▶ [Activity] Leaving the images behind, copy every line of the records exactly.
** Opening Data shown block **
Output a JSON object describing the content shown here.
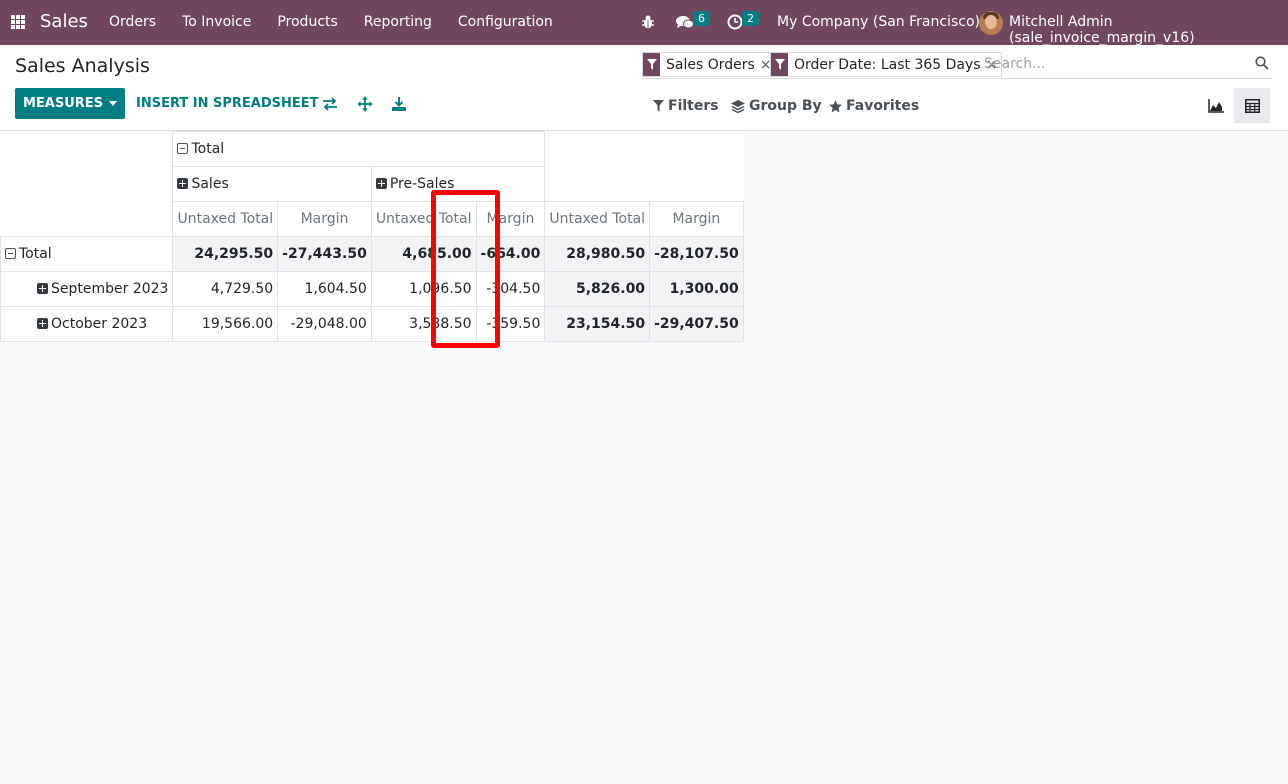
{
  "navbar": {
    "brand": "Sales",
    "menu": [
      "Orders",
      "To Invoice",
      "Products",
      "Reporting",
      "Configuration"
    ],
    "messages_count": "6",
    "activities_count": "2",
    "company": "My Company (San Francisco)",
    "user": "Mitchell Admin (sale_invoice_margin_v16)"
  },
  "control": {
    "title": "Sales Analysis",
    "measures_label": "MEASURES",
    "insert_label": "INSERT IN SPREADSHEET",
    "facets": [
      "Sales Orders",
      "Order Date: Last 365 Days"
    ],
    "search_placeholder": "Search...",
    "filters_label": "Filters",
    "groupby_label": "Group By",
    "favorites_label": "Favorites"
  },
  "pivot": {
    "col_root": "Total",
    "col_groups": [
      "Sales",
      "Pre-Sales"
    ],
    "measures": [
      "Untaxed Total",
      "Margin",
      "Untaxed Total",
      "Margin",
      "Untaxed Total",
      "Margin"
    ],
    "rows": [
      {
        "label": "Total",
        "values": [
          "24,295.50",
          "-27,443.50",
          "4,685.00",
          "-664.00",
          "28,980.50",
          "-28,107.50"
        ]
      },
      {
        "label": "September 2023",
        "values": [
          "4,729.50",
          "1,604.50",
          "1,096.50",
          "-304.50",
          "5,826.00",
          "1,300.00"
        ]
      },
      {
        "label": "October 2023",
        "values": [
          "19,566.00",
          "-29,048.00",
          "3,588.50",
          "-359.50",
          "23,154.50",
          "-29,407.50"
        ]
      }
    ]
  },
  "colors": {
    "navbar": "#71465f",
    "primary": "#017e84",
    "highlight": "#ff0000"
  },
  "icons": [
    "apps-icon",
    "bug-icon",
    "chat-icon",
    "clock-icon",
    "avatar",
    "caret-down-icon",
    "flip-axis-icon",
    "expand-icon",
    "download-icon",
    "filter-icon",
    "close-icon",
    "search-icon",
    "layers-icon",
    "star-icon",
    "graph-view-icon",
    "pivot-view-icon"
  ]
}
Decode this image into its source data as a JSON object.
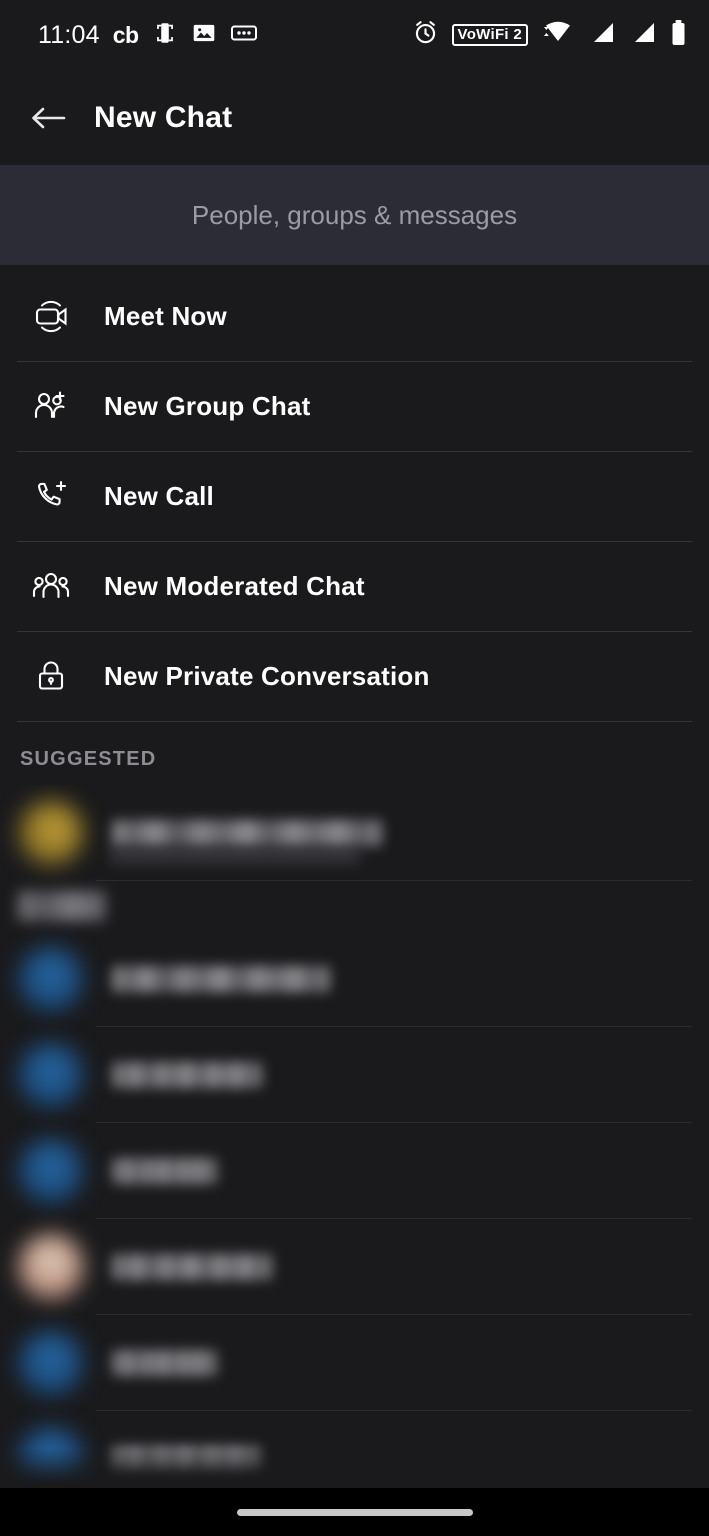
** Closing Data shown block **
▶ [Exercise answer]
Output a JSON object describing the content shown here.
{
  "navbar": {
    "brand": "Sales",
    "menu": [
      "Orders",
      "To Invoice",
      "Products",
      "Reporting",
      "Configuration"
    ],
    "messages_count": "6",
    "activities_count": "2",
    "company": "My Company (San Francisco)",
    "user": "Mitchell Admin (sale_invoice_margin_v16)"
  },
  "control": {
    "title": "Sales Analysis",
    "measures_label": "MEASURES",
    "insert_label": "INSERT IN SPREADSHEET",
    "facets": [
      "Sales Orders",
      "Order Date: Last 365 Days"
    ],
    "search_placeholder": "Search...",
    "filters_label": "Filters",
    "groupby_label": "Group By",
    "favorites_label": "Favorites"
  },
  "pivot": {
    "col_root": "Total",
    "col_groups": [
      "Sales",
      "Pre-Sales"
    ],
    "measures": [
      "Untaxed Total",
      "Margin",
      "Untaxed Total",
      "Margin",
      "Untaxed Total",
      "Margin"
    ],
    "rows": [
      {
        "label": "Total",
        "values": [
          "24,295.50",
          "-27,443.50",
          "4,685.00",
          "-664.00",
          "28,980.50",
          "-28,107.50"
        ]
      },
      {
        "label": "September 2023",
        "values": [
          "4,729.50",
          "1,604.50",
          "1,096.50",
          "-304.50",
          "5,826.00",
          "1,300.00"
        ]
      },
      {
        "label": "October 2023",
        "values": [
          "19,566.00",
          "-29,048.00",
          "3,588.50",
          "-359.50",
          "23,154.50",
          "-29,407.50"
        ]
      }
    ]
  },
  "colors": {
    "navbar": "#71465f",
    "primary": "#017e84",
    "highlight": "#ff0000"
  },
  "icons": [
    "apps-icon",
    "bug-icon",
    "chat-icon",
    "clock-icon",
    "avatar",
    "caret-down-icon",
    "flip-axis-icon",
    "expand-icon",
    "download-icon",
    "filter-icon",
    "close-icon",
    "search-icon",
    "layers-icon",
    "star-icon",
    "graph-view-icon",
    "pivot-view-icon"
  ]
}
Decode this image into its source data as a JSON object.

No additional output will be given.